- Assignment:
Nothing but the pictures may be left out. Restate the rest of the entries word for word.

Start of Entries supplied

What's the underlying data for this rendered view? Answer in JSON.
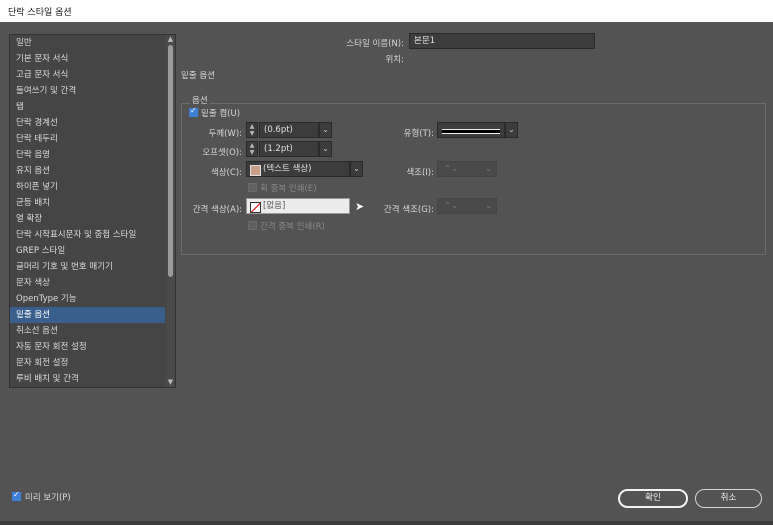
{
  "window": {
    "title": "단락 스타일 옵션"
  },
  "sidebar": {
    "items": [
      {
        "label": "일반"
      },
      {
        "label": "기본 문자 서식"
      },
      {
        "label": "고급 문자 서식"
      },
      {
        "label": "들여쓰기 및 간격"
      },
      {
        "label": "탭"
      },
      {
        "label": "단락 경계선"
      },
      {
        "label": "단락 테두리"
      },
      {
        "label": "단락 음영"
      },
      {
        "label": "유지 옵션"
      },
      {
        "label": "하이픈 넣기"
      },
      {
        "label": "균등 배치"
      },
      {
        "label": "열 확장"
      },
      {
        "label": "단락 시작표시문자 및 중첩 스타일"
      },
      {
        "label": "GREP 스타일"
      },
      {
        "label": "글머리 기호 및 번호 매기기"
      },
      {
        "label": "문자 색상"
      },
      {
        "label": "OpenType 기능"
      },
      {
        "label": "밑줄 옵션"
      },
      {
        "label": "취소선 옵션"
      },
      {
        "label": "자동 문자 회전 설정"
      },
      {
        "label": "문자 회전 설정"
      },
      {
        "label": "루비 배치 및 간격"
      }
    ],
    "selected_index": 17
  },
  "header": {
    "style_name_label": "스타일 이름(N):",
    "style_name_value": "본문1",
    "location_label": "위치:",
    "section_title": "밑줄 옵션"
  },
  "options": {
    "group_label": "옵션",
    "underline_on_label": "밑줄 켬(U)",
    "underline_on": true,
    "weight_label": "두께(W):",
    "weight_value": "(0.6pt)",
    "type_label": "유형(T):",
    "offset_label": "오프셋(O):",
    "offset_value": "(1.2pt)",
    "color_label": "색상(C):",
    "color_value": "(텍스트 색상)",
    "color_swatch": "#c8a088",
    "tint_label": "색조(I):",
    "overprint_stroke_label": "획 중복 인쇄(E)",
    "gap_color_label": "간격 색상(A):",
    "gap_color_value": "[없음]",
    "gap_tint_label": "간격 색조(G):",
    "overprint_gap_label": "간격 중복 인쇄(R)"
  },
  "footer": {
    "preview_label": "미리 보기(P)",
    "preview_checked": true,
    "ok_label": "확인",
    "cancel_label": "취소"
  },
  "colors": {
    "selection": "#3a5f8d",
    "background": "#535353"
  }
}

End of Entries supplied

- Written answer:
What's the underlying data for this rendered view? Answer in JSON.
{
  "window": {
    "title": "단락 스타일 옵션"
  },
  "sidebar": {
    "items": [
      {
        "label": "일반"
      },
      {
        "label": "기본 문자 서식"
      },
      {
        "label": "고급 문자 서식"
      },
      {
        "label": "들여쓰기 및 간격"
      },
      {
        "label": "탭"
      },
      {
        "label": "단락 경계선"
      },
      {
        "label": "단락 테두리"
      },
      {
        "label": "단락 음영"
      },
      {
        "label": "유지 옵션"
      },
      {
        "label": "하이픈 넣기"
      },
      {
        "label": "균등 배치"
      },
      {
        "label": "열 확장"
      },
      {
        "label": "단락 시작표시문자 및 중첩 스타일"
      },
      {
        "label": "GREP 스타일"
      },
      {
        "label": "글머리 기호 및 번호 매기기"
      },
      {
        "label": "문자 색상"
      },
      {
        "label": "OpenType 기능"
      },
      {
        "label": "밑줄 옵션"
      },
      {
        "label": "취소선 옵션"
      },
      {
        "label": "자동 문자 회전 설정"
      },
      {
        "label": "문자 회전 설정"
      },
      {
        "label": "루비 배치 및 간격"
      }
    ],
    "selected_index": 17
  },
  "header": {
    "style_name_label": "스타일 이름(N):",
    "style_name_value": "본문1",
    "location_label": "위치:",
    "section_title": "밑줄 옵션"
  },
  "options": {
    "group_label": "옵션",
    "underline_on_label": "밑줄 켬(U)",
    "underline_on": true,
    "weight_label": "두께(W):",
    "weight_value": "(0.6pt)",
    "type_label": "유형(T):",
    "offset_label": "오프셋(O):",
    "offset_value": "(1.2pt)",
    "color_label": "색상(C):",
    "color_value": "(텍스트 색상)",
    "color_swatch": "#c8a088",
    "tint_label": "색조(I):",
    "overprint_stroke_label": "획 중복 인쇄(E)",
    "gap_color_label": "간격 색상(A):",
    "gap_color_value": "[없음]",
    "gap_tint_label": "간격 색조(G):",
    "overprint_gap_label": "간격 중복 인쇄(R)"
  },
  "footer": {
    "preview_label": "미리 보기(P)",
    "preview_checked": true,
    "ok_label": "확인",
    "cancel_label": "취소"
  },
  "colors": {
    "selection": "#3a5f8d",
    "background": "#535353"
  }
}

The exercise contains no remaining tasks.